→ What you have to do: With the pictures left aside, write out the entries that follow exactly.

→ Exercise inputs:

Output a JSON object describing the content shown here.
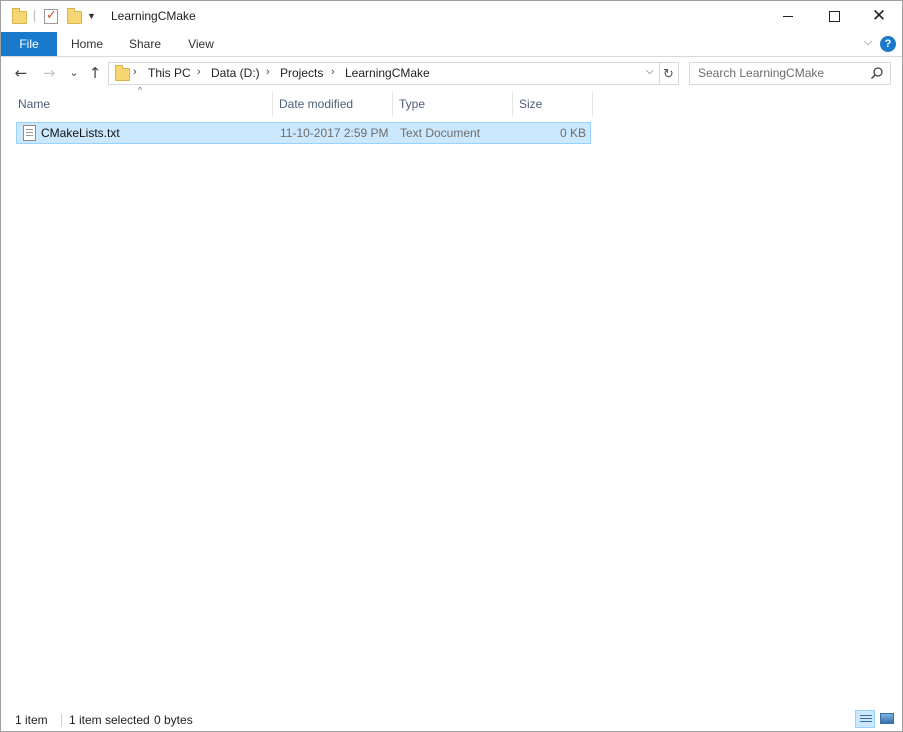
{
  "window": {
    "title": "LearningCMake",
    "minimize_glyph": "",
    "maximize_glyph": "",
    "close_glyph": "✕"
  },
  "ribbon": {
    "tabs": [
      {
        "label": "File"
      },
      {
        "label": "Home"
      },
      {
        "label": "Share"
      },
      {
        "label": "View"
      }
    ],
    "expand_glyph": "⌵",
    "help_glyph": "?"
  },
  "nav": {
    "back_glyph": "←",
    "forward_glyph": "→",
    "recent_glyph": "⌄",
    "up_glyph": "↑"
  },
  "address": {
    "breadcrumb": [
      "This PC",
      "Data (D:)",
      "Projects",
      "LearningCMake"
    ],
    "separator": "›",
    "dropdown_glyph": "⌵",
    "refresh_glyph": "↻"
  },
  "search": {
    "placeholder": "Search LearningCMake"
  },
  "columns": [
    {
      "label": "Name"
    },
    {
      "label": "Date modified"
    },
    {
      "label": "Type"
    },
    {
      "label": "Size"
    }
  ],
  "sort": {
    "column": "Name",
    "glyph": "^"
  },
  "files": [
    {
      "name": "CMakeLists.txt",
      "date_modified": "11-10-2017 2:59 PM",
      "type": "Text Document",
      "size": "0 KB",
      "selected": true,
      "icon": "text-file-icon"
    }
  ],
  "status": {
    "item_count": "1 item",
    "selection": "1 item selected",
    "selection_size": "0 bytes",
    "active_view": "details"
  },
  "colors": {
    "accent": "#1979ca",
    "selection_bg": "#cce8ff",
    "selection_border": "#99d1ff",
    "header_text": "#4c607a"
  }
}
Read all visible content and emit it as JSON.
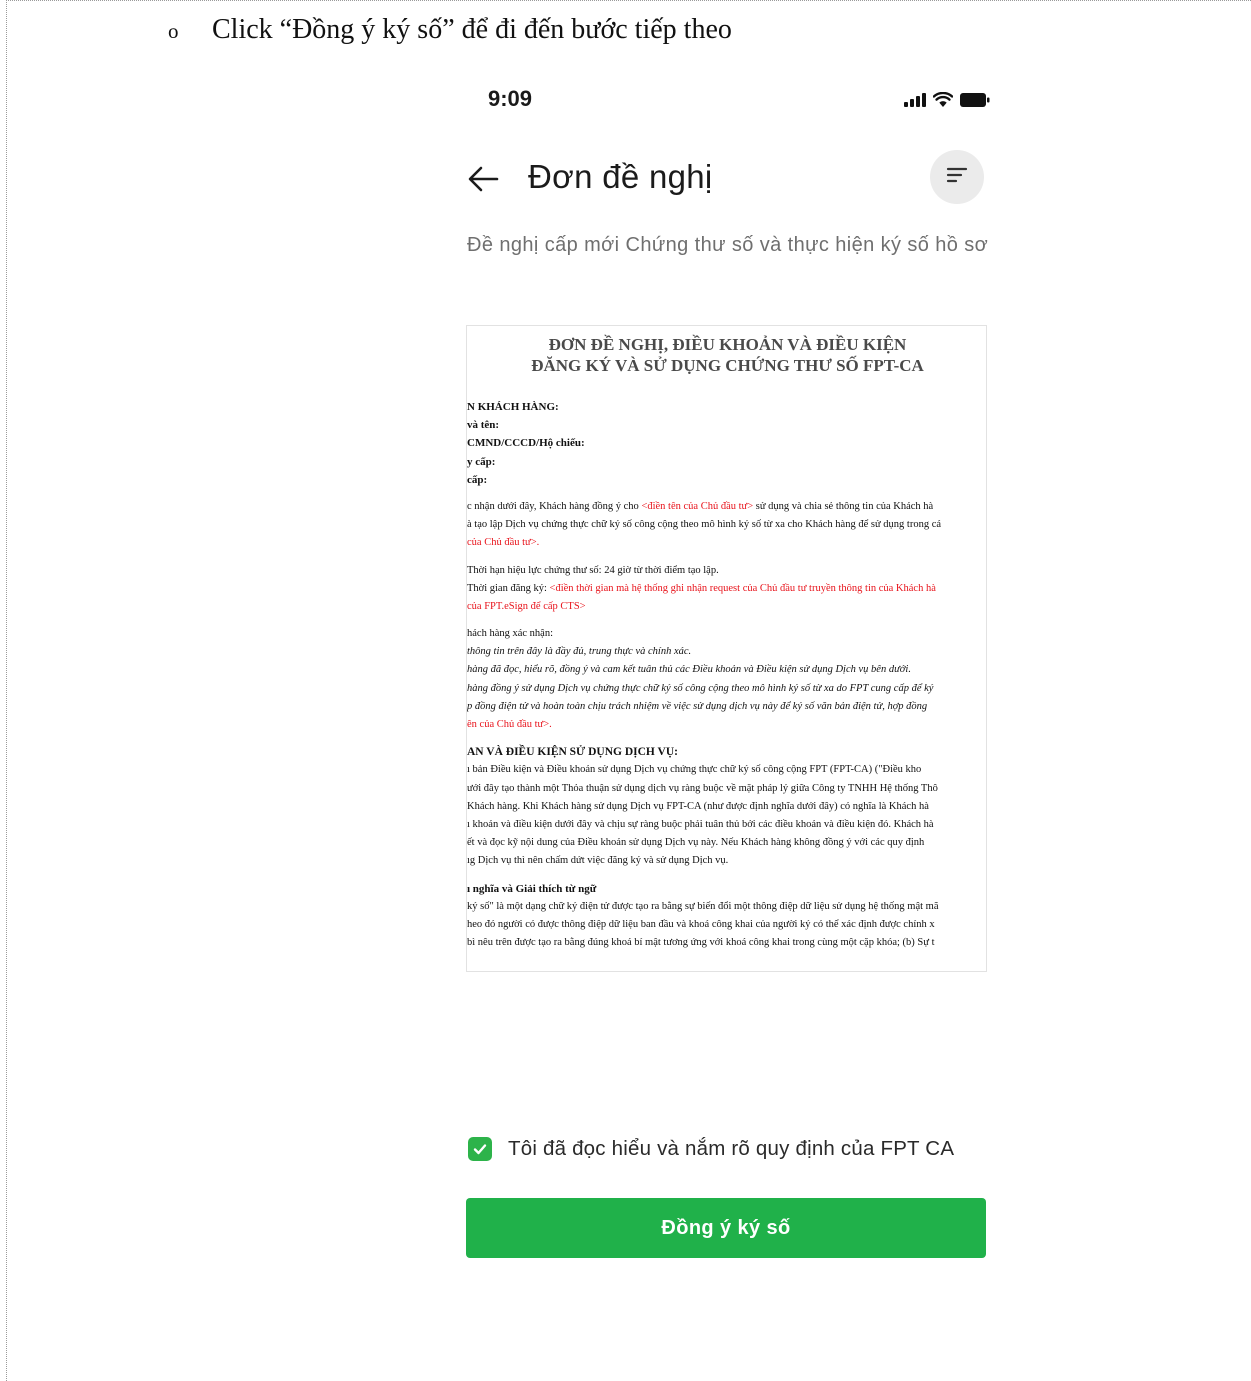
{
  "instruction": {
    "bullet": "o",
    "text": "Click “Đồng ý ký số” để đi đến bước tiếp theo"
  },
  "status_bar": {
    "time": "9:09",
    "icons": [
      "signal-icon",
      "wifi-icon",
      "battery-icon"
    ]
  },
  "header": {
    "title": "Đơn đề nghị",
    "back_icon": "back-arrow-icon",
    "filter_icon": "filter-icon"
  },
  "subtitle": "Đề nghị cấp mới Chứng thư số và thực hiện ký số hồ sơ",
  "document": {
    "title_line1": "ĐƠN ĐỀ NGHỊ, ĐIỀU KHOẢN VÀ ĐIỀU KIỆN",
    "title_line2": "ĐĂNG KÝ VÀ SỬ DỤNG CHỨNG THƯ SỐ FPT-CA",
    "lines": {
      "l1": "N KHÁCH HÀNG:",
      "l2": "và tên:",
      "l3": "CMND/CCCD/Hộ chiếu:",
      "l4": "y cấp:",
      "l5": "cấp:",
      "l6a": "c nhận dưới đây, Khách hàng đồng ý cho ",
      "l6b": "<điền tên của Chủ đầu tư>",
      "l6c": " sử dụng và chia sẻ thông tin của Khách hà",
      "l7": "à tạo lập Dịch vụ chứng thực chữ ký số công cộng theo mô hình ký số từ xa cho Khách hàng để sử dụng trong cá",
      "l8": "của Chủ đầu tư>.",
      "l9": "Thời hạn hiệu lực chứng thư số: 24 giờ từ thời điểm tạo lập.",
      "l10a": "Thời gian đăng ký: ",
      "l10b": "<điền thời gian mà hệ thống ghi nhận request của Chủ đầu tư truyền thông tin của Khách hà",
      "l11": "của FPT.eSign để cấp CTS>",
      "l12": "hách hàng xác nhận:",
      "l13": "thông tin trên đây là đầy đủ, trung thực và chính xác.",
      "l14": "hàng đã đọc, hiểu rõ, đồng ý và cam kết tuân thủ các Điều khoản và Điều kiện sử dụng Dịch vụ bên dưới.",
      "l15": "hàng đồng ý sử dụng Dịch vụ chứng thực chữ ký số công cộng theo mô hình ký số từ xa do FPT cung cấp để ký",
      "l16": "p đồng điện tử và hoàn toàn chịu trách nhiệm về việc sử dụng dịch vụ này để ký số văn bản điện tử, hợp đồng",
      "l17": "ên của Chủ đầu tư>.",
      "l18": "AN VÀ ĐIỀU KIỆN SỬ DỤNG DỊCH VỤ:",
      "l19": "ı bản Điều kiện và Điều khoản sử dụng Dịch vụ chứng thực chữ ký số công cộng FPT (FPT-CA) (\"Điều kho",
      "l20": "ưới đây tạo thành một Thỏa thuận sử dụng dịch vụ ràng buộc về mặt pháp lý giữa Công ty TNHH Hệ thống Thô",
      "l21": "Khách hàng. Khi Khách hàng sử dụng Dịch vụ FPT-CA (như được định nghĩa dưới đây) có nghĩa là Khách hà",
      "l22": "ı khoản và điều kiện dưới đây và chịu sự ràng buộc phải tuân thủ bởi các điều khoản và điều kiện đó. Khách hà",
      "l23": "ết và đọc kỹ nội dung của Điều khoản sử dụng Dịch vụ này. Nếu Khách hàng không đồng ý với các quy định",
      "l24": "ıg Dịch vụ thì nên chấm dứt việc đăng ký và sử dụng Dịch vụ.",
      "l25": "ı nghĩa và Giải thích từ ngữ",
      "l26": "ký số\" là một dạng chữ ký điện tử được tạo ra bằng sự biến đổi một thông điệp dữ liệu sử dụng hệ thống mật mã",
      "l27": "heo đó người có được thông điệp dữ liệu ban đầu và khoá công khai của người ký có thể xác định được chính x",
      "l28": "bì nêu trên được tạo ra bằng đúng khoá bí mật tương ứng với khoá công khai trong cùng một cặp khóa; (b) Sự t"
    }
  },
  "consent": {
    "checked": true,
    "label": "Tôi đã đọc hiểu và nắm rõ quy định của FPT CA"
  },
  "primary_button": {
    "label": "Đồng ý ký số"
  },
  "colors": {
    "accent_green": "#20b14a",
    "doc_red": "#e8141c",
    "subtitle_gray": "#6f6f6f",
    "filter_bg": "#ebebeb"
  }
}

→ Completed task:
Output a JSON object describing the content shown here.
{
  "window": {
    "title": "LearningCMake",
    "minimize_glyph": "",
    "maximize_glyph": "",
    "close_glyph": "✕"
  },
  "ribbon": {
    "tabs": [
      {
        "label": "File"
      },
      {
        "label": "Home"
      },
      {
        "label": "Share"
      },
      {
        "label": "View"
      }
    ],
    "expand_glyph": "⌵",
    "help_glyph": "?"
  },
  "nav": {
    "back_glyph": "←",
    "forward_glyph": "→",
    "recent_glyph": "⌄",
    "up_glyph": "↑"
  },
  "address": {
    "breadcrumb": [
      "This PC",
      "Data (D:)",
      "Projects",
      "LearningCMake"
    ],
    "separator": "›",
    "dropdown_glyph": "⌵",
    "refresh_glyph": "↻"
  },
  "search": {
    "placeholder": "Search LearningCMake"
  },
  "columns": [
    {
      "label": "Name"
    },
    {
      "label": "Date modified"
    },
    {
      "label": "Type"
    },
    {
      "label": "Size"
    }
  ],
  "sort": {
    "column": "Name",
    "glyph": "^"
  },
  "files": [
    {
      "name": "CMakeLists.txt",
      "date_modified": "11-10-2017 2:59 PM",
      "type": "Text Document",
      "size": "0 KB",
      "selected": true,
      "icon": "text-file-icon"
    }
  ],
  "status": {
    "item_count": "1 item",
    "selection": "1 item selected",
    "selection_size": "0 bytes",
    "active_view": "details"
  },
  "colors": {
    "accent": "#1979ca",
    "selection_bg": "#cce8ff",
    "selection_border": "#99d1ff",
    "header_text": "#4c607a"
  }
}
Read all visible content and emit it as JSON.
{
  "instruction": {
    "bullet": "o",
    "text": "Click “Đồng ý ký số” để đi đến bước tiếp theo"
  },
  "status_bar": {
    "time": "9:09",
    "icons": [
      "signal-icon",
      "wifi-icon",
      "battery-icon"
    ]
  },
  "header": {
    "title": "Đơn đề nghị",
    "back_icon": "back-arrow-icon",
    "filter_icon": "filter-icon"
  },
  "subtitle": "Đề nghị cấp mới Chứng thư số và thực hiện ký số hồ sơ",
  "document": {
    "title_line1": "ĐƠN ĐỀ NGHỊ, ĐIỀU KHOẢN VÀ ĐIỀU KIỆN",
    "title_line2": "ĐĂNG KÝ VÀ SỬ DỤNG CHỨNG THƯ SỐ FPT-CA",
    "lines": {
      "l1": "N KHÁCH HÀNG:",
      "l2": "và tên:",
      "l3": "CMND/CCCD/Hộ chiếu:",
      "l4": "y cấp:",
      "l5": "cấp:",
      "l6a": "c nhận dưới đây, Khách hàng đồng ý cho ",
      "l6b": "<điền tên của Chủ đầu tư>",
      "l6c": " sử dụng và chia sẻ thông tin của Khách hà",
      "l7": "à tạo lập Dịch vụ chứng thực chữ ký số công cộng theo mô hình ký số từ xa cho Khách hàng để sử dụng trong cá",
      "l8": "của Chủ đầu tư>.",
      "l9": "Thời hạn hiệu lực chứng thư số: 24 giờ từ thời điểm tạo lập.",
      "l10a": "Thời gian đăng ký: ",
      "l10b": "<điền thời gian mà hệ thống ghi nhận request của Chủ đầu tư truyền thông tin của Khách hà",
      "l11": "của FPT.eSign để cấp CTS>",
      "l12": "hách hàng xác nhận:",
      "l13": "thông tin trên đây là đầy đủ, trung thực và chính xác.",
      "l14": "hàng đã đọc, hiểu rõ, đồng ý và cam kết tuân thủ các Điều khoản và Điều kiện sử dụng Dịch vụ bên dưới.",
      "l15": "hàng đồng ý sử dụng Dịch vụ chứng thực chữ ký số công cộng theo mô hình ký số từ xa do FPT cung cấp để ký",
      "l16": "p đồng điện tử và hoàn toàn chịu trách nhiệm về việc sử dụng dịch vụ này để ký số văn bản điện tử, hợp đồng",
      "l17": "ên của Chủ đầu tư>.",
      "l18": "AN VÀ ĐIỀU KIỆN SỬ DỤNG DỊCH VỤ:",
      "l19": "ı bản Điều kiện và Điều khoản sử dụng Dịch vụ chứng thực chữ ký số công cộng FPT (FPT-CA) (\"Điều kho",
      "l20": "ưới đây tạo thành một Thỏa thuận sử dụng dịch vụ ràng buộc về mặt pháp lý giữa Công ty TNHH Hệ thống Thô",
      "l21": "Khách hàng. Khi Khách hàng sử dụng Dịch vụ FPT-CA (như được định nghĩa dưới đây) có nghĩa là Khách hà",
      "l22": "ı khoản và điều kiện dưới đây và chịu sự ràng buộc phải tuân thủ bởi các điều khoản và điều kiện đó. Khách hà",
      "l23": "ết và đọc kỹ nội dung của Điều khoản sử dụng Dịch vụ này. Nếu Khách hàng không đồng ý với các quy định",
      "l24": "ıg Dịch vụ thì nên chấm dứt việc đăng ký và sử dụng Dịch vụ.",
      "l25": "ı nghĩa và Giải thích từ ngữ",
      "l26": "ký số\" là một dạng chữ ký điện tử được tạo ra bằng sự biến đổi một thông điệp dữ liệu sử dụng hệ thống mật mã",
      "l27": "heo đó người có được thông điệp dữ liệu ban đầu và khoá công khai của người ký có thể xác định được chính x",
      "l28": "bì nêu trên được tạo ra bằng đúng khoá bí mật tương ứng với khoá công khai trong cùng một cặp khóa; (b) Sự t"
    }
  },
  "consent": {
    "checked": true,
    "label": "Tôi đã đọc hiểu và nắm rõ quy định của FPT CA"
  },
  "primary_button": {
    "label": "Đồng ý ký số"
  },
  "colors": {
    "accent_green": "#20b14a",
    "doc_red": "#e8141c",
    "subtitle_gray": "#6f6f6f",
    "filter_bg": "#ebebeb"
  }
}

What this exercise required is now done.